Rick Perry, who wanted to ban gays from the military, thrilled with transgender ban

Illustrated rainbow pride flag on a pink background.

Donald Trump’s Energy Secretary Rick Perry, who is most famous for attacking gay people serving in the military, is an unsurprising supporter of banning transgender people serving in the military.

Perry, the former Governor of Texas, is well-known for leading the charge against gay people being allowed to serve in the military.

The politician releasing a notorious ad during an ill-fated run for President in 2012 claiming there’s “something wrong in this country when gays can serve openly in the military but our kids can’t openly celebrate Christmas”.

We’re sure it’s entirely unrelated to his on-the-record bigotry that Perry is now overtly supporting the administration’s ban on transgender troops.

After Trump hastily announced a new policy banning transgender people from the armed forces, Perry was mobilised to defend the policy in the media.

According to the Texas Tribune, Perry told reporters: “I totally support the president in his decision.”

He said: “The idea that the American people need to be paying for these types of operations to change your sex is not very wise from a standpoint of economics.

“I think the president makes some good decisions about making sure that we have a force that is capable.”

The cost of transgender troops in the miltiary was estimated at  $2.4 million to $8.4 million, while the armed forces spend ten times as much – a whopping  $84 million – on erectile dysfunction drugs like Viagra annually.

Both figures are a drop in the bucket of the military’s $600 billion budget, but Perry stuck to his proverbial guns.

When a reporter pointed out the stat, he said: “You know what, I don’t check on the price of Viagra.”
Rick Perry
Perry has a long history of anti-LGBT comments.

While serving as Texas Governor in 2014, he compared gay people to alcoholics.

He had claimed: “Whether or not you feel compelled to follow a particular lifestyle or not, you have the ability to decide not to do that.

“I may have the genetic coding that I’m inclined to be an alcoholic, but I have the desire not to do that, and I look at the homosexual issue the same way.”

His comments came after the Texas Republican Convention announced its support for gay-to-straight conversion therapy.

Running for President again last year, the former Governor launched an attack on the Boy Scouts of America after the organisation opted to end a ban on openly gay scoutmasters.
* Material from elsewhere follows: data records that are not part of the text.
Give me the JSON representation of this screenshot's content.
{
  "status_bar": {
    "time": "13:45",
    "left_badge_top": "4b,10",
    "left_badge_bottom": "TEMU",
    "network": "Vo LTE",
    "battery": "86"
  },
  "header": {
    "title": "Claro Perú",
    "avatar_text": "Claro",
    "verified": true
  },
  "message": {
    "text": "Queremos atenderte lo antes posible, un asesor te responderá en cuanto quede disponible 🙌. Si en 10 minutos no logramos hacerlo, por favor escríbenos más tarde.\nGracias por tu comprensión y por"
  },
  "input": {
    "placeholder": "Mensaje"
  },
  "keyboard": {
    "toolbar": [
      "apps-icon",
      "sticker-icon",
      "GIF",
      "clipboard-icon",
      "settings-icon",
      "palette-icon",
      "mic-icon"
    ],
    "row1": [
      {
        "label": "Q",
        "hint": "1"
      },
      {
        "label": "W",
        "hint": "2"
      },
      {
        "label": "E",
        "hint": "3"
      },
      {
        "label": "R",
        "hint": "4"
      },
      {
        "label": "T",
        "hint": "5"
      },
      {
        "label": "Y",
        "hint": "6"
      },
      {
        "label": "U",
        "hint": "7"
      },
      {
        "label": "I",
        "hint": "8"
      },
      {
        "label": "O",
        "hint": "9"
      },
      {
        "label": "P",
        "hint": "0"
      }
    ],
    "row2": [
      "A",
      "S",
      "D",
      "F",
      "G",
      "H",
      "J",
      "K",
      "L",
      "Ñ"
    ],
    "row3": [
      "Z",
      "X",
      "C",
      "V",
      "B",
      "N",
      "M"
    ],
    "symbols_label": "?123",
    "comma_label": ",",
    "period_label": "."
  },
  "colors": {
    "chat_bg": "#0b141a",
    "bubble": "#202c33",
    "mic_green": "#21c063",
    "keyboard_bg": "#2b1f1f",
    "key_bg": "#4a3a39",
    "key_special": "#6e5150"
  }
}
Perry had claimed: “Openly active gays, particularly advocates, present a problem. Because gay activism is central to their lives, it would unavoidably be a topic of conversation within a Scout troop. This would distract from the mission of scouting.”

Asked whether he would retract the comments, he insisted: “I believe that scouting would be better off if they didn’t have openly gay scoutmasters.”

The Trump official recently publicly attacked a gay university student – leading to a barrage of homophobic threats.